### [DATASET EXCERPTS]
####################
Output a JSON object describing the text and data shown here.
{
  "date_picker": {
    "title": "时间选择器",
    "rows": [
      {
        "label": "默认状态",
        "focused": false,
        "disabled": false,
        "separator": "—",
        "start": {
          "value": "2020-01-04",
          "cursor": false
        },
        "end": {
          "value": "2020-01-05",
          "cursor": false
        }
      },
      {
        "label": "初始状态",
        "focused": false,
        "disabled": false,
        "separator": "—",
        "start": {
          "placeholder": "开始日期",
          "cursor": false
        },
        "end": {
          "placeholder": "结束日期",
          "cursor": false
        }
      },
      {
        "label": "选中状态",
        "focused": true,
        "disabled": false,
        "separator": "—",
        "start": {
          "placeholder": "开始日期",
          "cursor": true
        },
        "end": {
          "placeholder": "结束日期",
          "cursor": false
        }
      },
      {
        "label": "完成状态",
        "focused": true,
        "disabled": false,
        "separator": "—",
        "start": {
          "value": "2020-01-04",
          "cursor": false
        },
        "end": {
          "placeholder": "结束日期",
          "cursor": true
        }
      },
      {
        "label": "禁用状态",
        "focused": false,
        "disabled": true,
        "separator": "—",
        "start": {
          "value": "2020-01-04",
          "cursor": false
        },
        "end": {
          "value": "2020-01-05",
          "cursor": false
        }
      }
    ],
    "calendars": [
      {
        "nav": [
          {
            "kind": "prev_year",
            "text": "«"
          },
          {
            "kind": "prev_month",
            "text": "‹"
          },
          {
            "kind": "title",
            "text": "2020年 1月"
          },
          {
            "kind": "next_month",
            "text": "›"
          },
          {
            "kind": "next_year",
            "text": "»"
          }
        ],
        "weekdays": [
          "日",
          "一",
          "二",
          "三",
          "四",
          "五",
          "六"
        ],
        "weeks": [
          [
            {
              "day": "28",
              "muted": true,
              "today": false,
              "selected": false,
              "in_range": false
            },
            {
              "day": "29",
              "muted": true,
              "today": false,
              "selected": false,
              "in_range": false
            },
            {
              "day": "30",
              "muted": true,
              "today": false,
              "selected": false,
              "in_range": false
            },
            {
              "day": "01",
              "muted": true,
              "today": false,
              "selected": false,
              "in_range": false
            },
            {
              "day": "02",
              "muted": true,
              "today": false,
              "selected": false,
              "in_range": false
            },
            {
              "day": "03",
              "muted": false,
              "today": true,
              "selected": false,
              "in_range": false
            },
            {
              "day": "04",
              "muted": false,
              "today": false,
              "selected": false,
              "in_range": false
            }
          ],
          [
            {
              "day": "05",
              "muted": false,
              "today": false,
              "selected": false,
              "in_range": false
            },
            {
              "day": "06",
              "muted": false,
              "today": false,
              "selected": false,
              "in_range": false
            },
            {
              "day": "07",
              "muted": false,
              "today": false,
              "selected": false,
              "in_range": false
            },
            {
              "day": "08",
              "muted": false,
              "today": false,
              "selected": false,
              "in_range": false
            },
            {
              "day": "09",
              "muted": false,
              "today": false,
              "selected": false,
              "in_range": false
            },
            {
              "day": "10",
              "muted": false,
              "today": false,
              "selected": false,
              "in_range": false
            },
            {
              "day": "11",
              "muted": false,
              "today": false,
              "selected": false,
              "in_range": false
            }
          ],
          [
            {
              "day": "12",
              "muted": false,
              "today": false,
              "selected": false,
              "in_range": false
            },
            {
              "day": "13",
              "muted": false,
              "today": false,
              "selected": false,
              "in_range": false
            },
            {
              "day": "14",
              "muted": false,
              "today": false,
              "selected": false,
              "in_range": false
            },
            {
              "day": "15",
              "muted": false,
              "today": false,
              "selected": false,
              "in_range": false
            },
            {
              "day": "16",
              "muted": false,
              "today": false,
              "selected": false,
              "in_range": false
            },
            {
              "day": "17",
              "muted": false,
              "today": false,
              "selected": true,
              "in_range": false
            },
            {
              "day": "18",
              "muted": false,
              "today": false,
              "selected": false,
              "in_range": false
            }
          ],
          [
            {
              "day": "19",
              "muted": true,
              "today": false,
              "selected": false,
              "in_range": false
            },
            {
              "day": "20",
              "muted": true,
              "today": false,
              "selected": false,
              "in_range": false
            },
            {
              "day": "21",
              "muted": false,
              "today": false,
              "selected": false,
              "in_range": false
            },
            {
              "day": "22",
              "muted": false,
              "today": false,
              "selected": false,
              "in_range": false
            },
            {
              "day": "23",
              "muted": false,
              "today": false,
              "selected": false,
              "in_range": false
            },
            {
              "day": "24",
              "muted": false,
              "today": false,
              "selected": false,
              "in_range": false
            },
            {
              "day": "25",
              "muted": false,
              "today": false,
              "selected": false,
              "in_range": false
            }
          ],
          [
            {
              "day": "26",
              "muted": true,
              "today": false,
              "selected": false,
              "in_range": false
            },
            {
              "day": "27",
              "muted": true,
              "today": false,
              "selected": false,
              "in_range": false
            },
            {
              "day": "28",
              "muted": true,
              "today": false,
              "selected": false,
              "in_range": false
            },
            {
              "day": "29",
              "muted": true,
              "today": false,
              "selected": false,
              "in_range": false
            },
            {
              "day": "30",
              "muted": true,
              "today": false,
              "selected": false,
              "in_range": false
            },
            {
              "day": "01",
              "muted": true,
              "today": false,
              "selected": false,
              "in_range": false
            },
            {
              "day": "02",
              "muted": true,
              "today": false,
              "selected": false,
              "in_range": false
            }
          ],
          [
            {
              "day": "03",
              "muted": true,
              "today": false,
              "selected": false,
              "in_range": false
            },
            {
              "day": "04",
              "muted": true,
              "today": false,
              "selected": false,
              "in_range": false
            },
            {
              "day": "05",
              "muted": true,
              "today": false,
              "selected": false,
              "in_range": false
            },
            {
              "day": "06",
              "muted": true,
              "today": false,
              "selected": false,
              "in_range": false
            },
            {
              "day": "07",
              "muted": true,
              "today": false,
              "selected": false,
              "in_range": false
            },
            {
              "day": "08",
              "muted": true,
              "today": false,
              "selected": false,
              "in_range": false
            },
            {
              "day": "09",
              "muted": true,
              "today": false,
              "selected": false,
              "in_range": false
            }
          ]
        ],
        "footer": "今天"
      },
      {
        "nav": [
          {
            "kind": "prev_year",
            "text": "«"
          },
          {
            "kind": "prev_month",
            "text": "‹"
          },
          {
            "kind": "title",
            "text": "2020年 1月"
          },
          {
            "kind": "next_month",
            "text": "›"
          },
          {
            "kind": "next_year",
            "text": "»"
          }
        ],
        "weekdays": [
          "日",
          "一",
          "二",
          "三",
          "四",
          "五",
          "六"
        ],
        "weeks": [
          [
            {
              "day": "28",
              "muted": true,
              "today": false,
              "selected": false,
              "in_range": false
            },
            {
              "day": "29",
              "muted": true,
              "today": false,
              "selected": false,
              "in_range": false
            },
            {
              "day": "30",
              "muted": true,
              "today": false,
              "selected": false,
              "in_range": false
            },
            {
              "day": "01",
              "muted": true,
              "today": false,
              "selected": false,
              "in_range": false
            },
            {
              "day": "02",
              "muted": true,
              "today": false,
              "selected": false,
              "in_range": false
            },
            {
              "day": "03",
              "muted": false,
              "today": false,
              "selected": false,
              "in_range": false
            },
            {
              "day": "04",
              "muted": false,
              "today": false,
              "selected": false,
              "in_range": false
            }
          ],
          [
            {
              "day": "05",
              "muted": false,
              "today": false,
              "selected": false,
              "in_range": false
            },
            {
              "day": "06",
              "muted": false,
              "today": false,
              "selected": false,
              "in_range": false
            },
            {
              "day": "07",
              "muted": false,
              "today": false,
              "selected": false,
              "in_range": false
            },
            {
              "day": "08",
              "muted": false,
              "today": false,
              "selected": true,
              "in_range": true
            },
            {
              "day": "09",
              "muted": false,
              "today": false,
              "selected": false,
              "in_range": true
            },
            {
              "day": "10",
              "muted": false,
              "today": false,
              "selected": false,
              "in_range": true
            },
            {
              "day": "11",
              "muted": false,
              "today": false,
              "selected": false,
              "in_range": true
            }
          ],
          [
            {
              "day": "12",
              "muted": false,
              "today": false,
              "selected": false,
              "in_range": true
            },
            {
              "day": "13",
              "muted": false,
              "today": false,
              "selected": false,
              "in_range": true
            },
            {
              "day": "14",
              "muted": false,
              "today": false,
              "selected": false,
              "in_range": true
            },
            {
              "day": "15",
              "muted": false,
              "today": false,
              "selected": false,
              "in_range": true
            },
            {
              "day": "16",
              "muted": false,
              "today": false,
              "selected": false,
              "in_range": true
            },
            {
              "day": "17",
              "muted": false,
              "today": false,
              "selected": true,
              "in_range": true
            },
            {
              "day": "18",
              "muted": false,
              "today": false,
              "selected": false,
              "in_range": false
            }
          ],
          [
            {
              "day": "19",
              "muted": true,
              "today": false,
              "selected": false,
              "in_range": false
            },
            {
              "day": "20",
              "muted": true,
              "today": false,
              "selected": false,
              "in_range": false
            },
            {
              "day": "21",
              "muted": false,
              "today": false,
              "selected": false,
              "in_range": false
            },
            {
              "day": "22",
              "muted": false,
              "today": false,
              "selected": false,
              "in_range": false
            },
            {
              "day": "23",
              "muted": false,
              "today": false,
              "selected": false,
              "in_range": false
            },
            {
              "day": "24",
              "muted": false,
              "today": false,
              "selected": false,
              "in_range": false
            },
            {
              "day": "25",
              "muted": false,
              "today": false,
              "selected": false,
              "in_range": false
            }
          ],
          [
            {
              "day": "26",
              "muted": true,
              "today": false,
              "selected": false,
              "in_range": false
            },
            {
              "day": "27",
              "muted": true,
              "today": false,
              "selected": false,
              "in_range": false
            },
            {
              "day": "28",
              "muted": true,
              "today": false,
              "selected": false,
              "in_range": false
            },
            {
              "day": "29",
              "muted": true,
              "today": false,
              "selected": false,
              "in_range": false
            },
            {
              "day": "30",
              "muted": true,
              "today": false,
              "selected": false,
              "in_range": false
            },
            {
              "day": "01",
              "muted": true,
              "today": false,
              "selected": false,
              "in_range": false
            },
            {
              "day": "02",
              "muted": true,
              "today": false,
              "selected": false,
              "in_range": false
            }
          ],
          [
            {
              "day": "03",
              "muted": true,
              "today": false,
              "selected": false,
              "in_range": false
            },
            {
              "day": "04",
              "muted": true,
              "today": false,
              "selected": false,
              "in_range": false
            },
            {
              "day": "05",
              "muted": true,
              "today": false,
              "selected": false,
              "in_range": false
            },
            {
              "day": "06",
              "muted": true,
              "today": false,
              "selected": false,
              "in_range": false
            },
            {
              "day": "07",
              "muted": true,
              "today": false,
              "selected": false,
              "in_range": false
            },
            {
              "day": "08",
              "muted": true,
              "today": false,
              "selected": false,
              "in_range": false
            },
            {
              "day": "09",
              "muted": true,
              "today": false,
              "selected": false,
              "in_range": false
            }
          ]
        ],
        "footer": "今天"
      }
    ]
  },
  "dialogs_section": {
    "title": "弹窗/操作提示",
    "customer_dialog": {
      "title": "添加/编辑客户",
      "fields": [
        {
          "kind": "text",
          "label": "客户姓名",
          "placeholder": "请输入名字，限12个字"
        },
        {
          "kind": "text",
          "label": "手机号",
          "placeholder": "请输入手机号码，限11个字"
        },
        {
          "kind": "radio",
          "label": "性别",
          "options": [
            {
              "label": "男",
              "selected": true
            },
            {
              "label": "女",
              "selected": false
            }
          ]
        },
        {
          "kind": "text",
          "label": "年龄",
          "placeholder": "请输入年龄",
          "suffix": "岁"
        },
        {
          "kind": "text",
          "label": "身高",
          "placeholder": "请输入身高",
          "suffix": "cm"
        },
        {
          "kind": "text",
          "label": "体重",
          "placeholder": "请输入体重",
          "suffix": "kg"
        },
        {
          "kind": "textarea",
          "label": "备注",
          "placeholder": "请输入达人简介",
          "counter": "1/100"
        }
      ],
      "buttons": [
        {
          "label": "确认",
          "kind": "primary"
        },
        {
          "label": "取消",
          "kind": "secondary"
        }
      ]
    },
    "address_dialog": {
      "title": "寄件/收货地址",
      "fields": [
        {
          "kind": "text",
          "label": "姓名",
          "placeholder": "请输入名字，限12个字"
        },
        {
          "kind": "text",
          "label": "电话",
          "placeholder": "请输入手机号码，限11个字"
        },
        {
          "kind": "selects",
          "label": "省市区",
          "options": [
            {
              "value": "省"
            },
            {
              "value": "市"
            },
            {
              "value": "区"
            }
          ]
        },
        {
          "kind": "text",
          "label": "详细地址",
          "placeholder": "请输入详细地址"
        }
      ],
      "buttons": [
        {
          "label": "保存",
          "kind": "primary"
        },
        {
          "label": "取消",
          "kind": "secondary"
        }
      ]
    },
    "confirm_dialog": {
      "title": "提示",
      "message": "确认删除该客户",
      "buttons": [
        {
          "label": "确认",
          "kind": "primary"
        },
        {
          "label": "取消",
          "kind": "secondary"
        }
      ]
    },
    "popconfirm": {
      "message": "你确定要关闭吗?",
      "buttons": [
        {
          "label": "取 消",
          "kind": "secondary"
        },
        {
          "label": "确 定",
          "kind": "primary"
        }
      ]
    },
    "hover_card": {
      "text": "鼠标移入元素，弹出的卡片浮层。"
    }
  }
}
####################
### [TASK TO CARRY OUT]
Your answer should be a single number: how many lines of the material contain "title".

### [PROBLEM SOLUTION]
7